**Task description**
Look through the lines below and extract any with the word "this".

(Collected data entries)
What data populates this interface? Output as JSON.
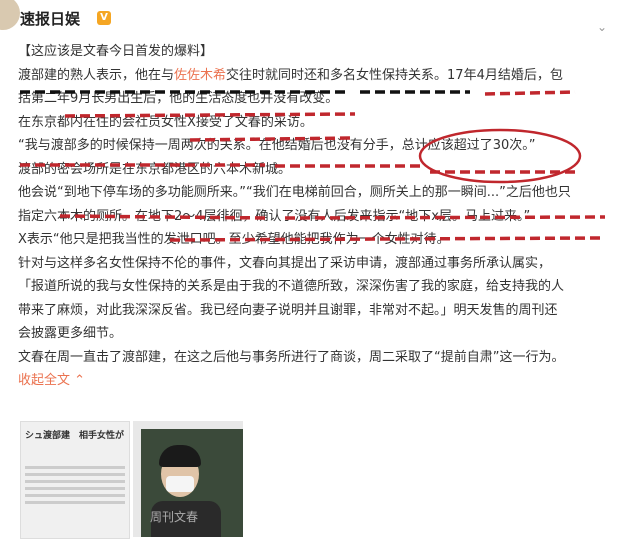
{
  "header": {
    "nickname": "速报日娱",
    "verified_icon": "v-badge-icon",
    "menu_icon": "chevron-down-icon"
  },
  "post": {
    "lines": [
      "【这应该是文春今日首发的爆料】",
      [
        "渡部建的熟人表示，他在与",
        "佐佐木希",
        "交往时就同时还和多名女性保持关系。17年4月结婚后，包"
      ],
      "括第二年9月长男出生后，他的生活态度也并没有改变。",
      "在东京都内在住的会社员女性X接受了文春的采访。",
      "“我与渡部多的时候保持一周两次的关系。在他结婚后也没有分手，总计应该超过了30次。”",
      "渡部的密会场所是在东京都港区的六本木新城。",
      "他会说“到地下停车场的多功能厕所来。”“我们在电梯前回合，厕所关上的那一瞬间...”之后他也只",
      "指定六本木的厕所。在地下2～4层徘徊，确认了没有人后发来指示“地下x层。马上过来。”",
      "X表示“他只是把我当性的发泄口吧。至少希望他能把我作为一个女性对待。",
      "针对与这样多名女性保持不伦的事件，文春向其提出了采访申请，渡部通过事务所承认属实，",
      "「报道所说的我与女性保持的关系是由于我的不道德所致，深深伤害了我的家庭，给支持我的人",
      "带来了麻烦，对此我深深反省。我已经向妻子说明并且谢罪，非常对不起。」明天发售的周刊还",
      "会披露更多细节。",
      "文春在周一直击了渡部建，在这之后他与事务所进行了商谈，周二采取了“提前自肃”这一行为。"
    ],
    "expand_label": "收起全文",
    "expand_icon": "chevron-up-icon"
  },
  "media": {
    "thumb_title": "シュ渡部建　相手女性が「“性の",
    "watermark": "周刊文春"
  },
  "colors": {
    "link": "#eb7350",
    "annotation": "#c0272d"
  }
}
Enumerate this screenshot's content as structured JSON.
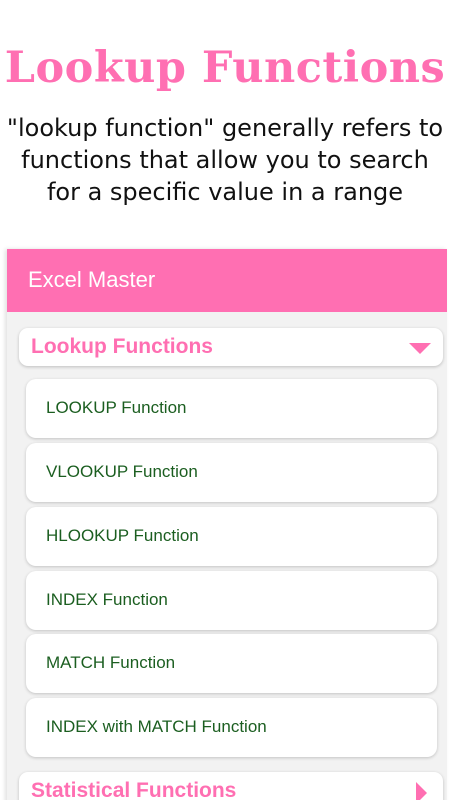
{
  "hero": {
    "title": "Lookup Functions",
    "description": "\"lookup function\" generally refers to functions that allow you to search for a specific value in a range"
  },
  "app_bar": {
    "title": "Excel Master"
  },
  "colors": {
    "accent": "#ff6fb2",
    "item_text": "#1b5e20",
    "panel_background": "#f2f2f2"
  },
  "categories": [
    {
      "label": "Lookup Functions",
      "expanded": true,
      "icon": "caret-down-icon",
      "items": [
        "LOOKUP Function",
        "VLOOKUP Function",
        "HLOOKUP Function",
        "INDEX Function",
        "MATCH Function",
        "INDEX with MATCH Function"
      ]
    },
    {
      "label": "Statistical Functions",
      "expanded": false,
      "icon": "caret-right-icon",
      "items": []
    }
  ]
}
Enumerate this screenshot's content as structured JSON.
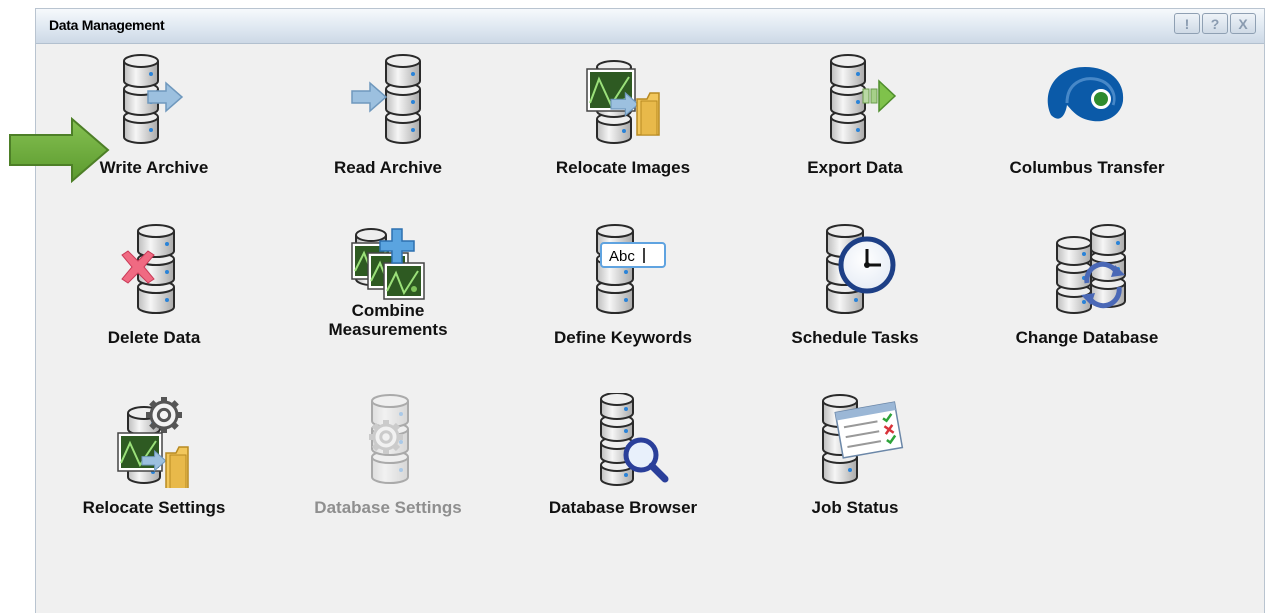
{
  "window": {
    "title": "Data Management",
    "controls": [
      {
        "name": "alert",
        "glyph": "!"
      },
      {
        "name": "help",
        "glyph": "?"
      },
      {
        "name": "close",
        "glyph": "X"
      }
    ]
  },
  "tiles": [
    {
      "label": "Write Archive",
      "icon": "write-archive-icon",
      "enabled": true
    },
    {
      "label": "Read Archive",
      "icon": "read-archive-icon",
      "enabled": true
    },
    {
      "label": "Relocate Images",
      "icon": "relocate-images-icon",
      "enabled": true
    },
    {
      "label": "Export Data",
      "icon": "export-data-icon",
      "enabled": true
    },
    {
      "label": "Columbus Transfer",
      "icon": "columbus-transfer-icon",
      "enabled": true
    },
    {
      "label": "Delete Data",
      "icon": "delete-data-icon",
      "enabled": true
    },
    {
      "label": "Combine\nMeasurements",
      "icon": "combine-measurements-icon",
      "enabled": true
    },
    {
      "label": "Define Keywords",
      "icon": "define-keywords-icon",
      "enabled": true,
      "icon_text": "Abc"
    },
    {
      "label": "Schedule Tasks",
      "icon": "schedule-tasks-icon",
      "enabled": true
    },
    {
      "label": "Change Database",
      "icon": "change-database-icon",
      "enabled": true
    },
    {
      "label": "Relocate Settings",
      "icon": "relocate-settings-icon",
      "enabled": true
    },
    {
      "label": "Database Settings",
      "icon": "database-settings-icon",
      "enabled": false
    },
    {
      "label": "Database Browser",
      "icon": "database-browser-icon",
      "enabled": true
    },
    {
      "label": "Job Status",
      "icon": "job-status-icon",
      "enabled": true
    }
  ],
  "pointer_arrow": {
    "icon": "green-arrow-icon",
    "color": "#6aa33a"
  },
  "colors": {
    "accent_arrow": "#8fb4d4",
    "columbus_blue": "#0b5aa8",
    "db_gray": "#c9c9c9",
    "disabled_text": "#8f8f8f"
  }
}
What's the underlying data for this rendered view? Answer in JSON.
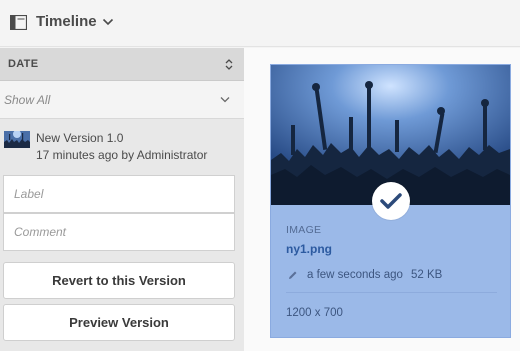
{
  "header": {
    "title": "Timeline",
    "rail_icon": "rail-toggle-icon",
    "chevron_icon": "chevron-down-icon"
  },
  "rail": {
    "sort_label": "DATE",
    "filter": {
      "selected": "Show All",
      "options_visible": [
        "Show All"
      ]
    },
    "version": {
      "name": "New Version 1.0",
      "meta": "17 minutes ago by Administrator"
    },
    "label_field": {
      "value": "",
      "placeholder": "Label"
    },
    "comment_field": {
      "value": "",
      "placeholder": "Comment"
    },
    "revert_button": "Revert to this Version",
    "preview_button": "Preview Version"
  },
  "card": {
    "type": "IMAGE",
    "name": "ny1.png",
    "modified": "a few seconds ago",
    "size": "52 KB",
    "dimensions": "1200 x 700",
    "selected": true
  },
  "colors": {
    "card_bg": "#9bb9e8",
    "card_title": "#2c5aa0",
    "rail_bg": "#e8e8e8",
    "checkmark": "#2c4a7a"
  }
}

**Task answer**
What data populates this interface? Output as JSON.
Enumerate this screenshot's content as structured JSON.
Enumerate this screenshot's content as structured JSON.
What's the underlying data for this rendered view? Answer in JSON.
    "revert_button": "Revert to this Version",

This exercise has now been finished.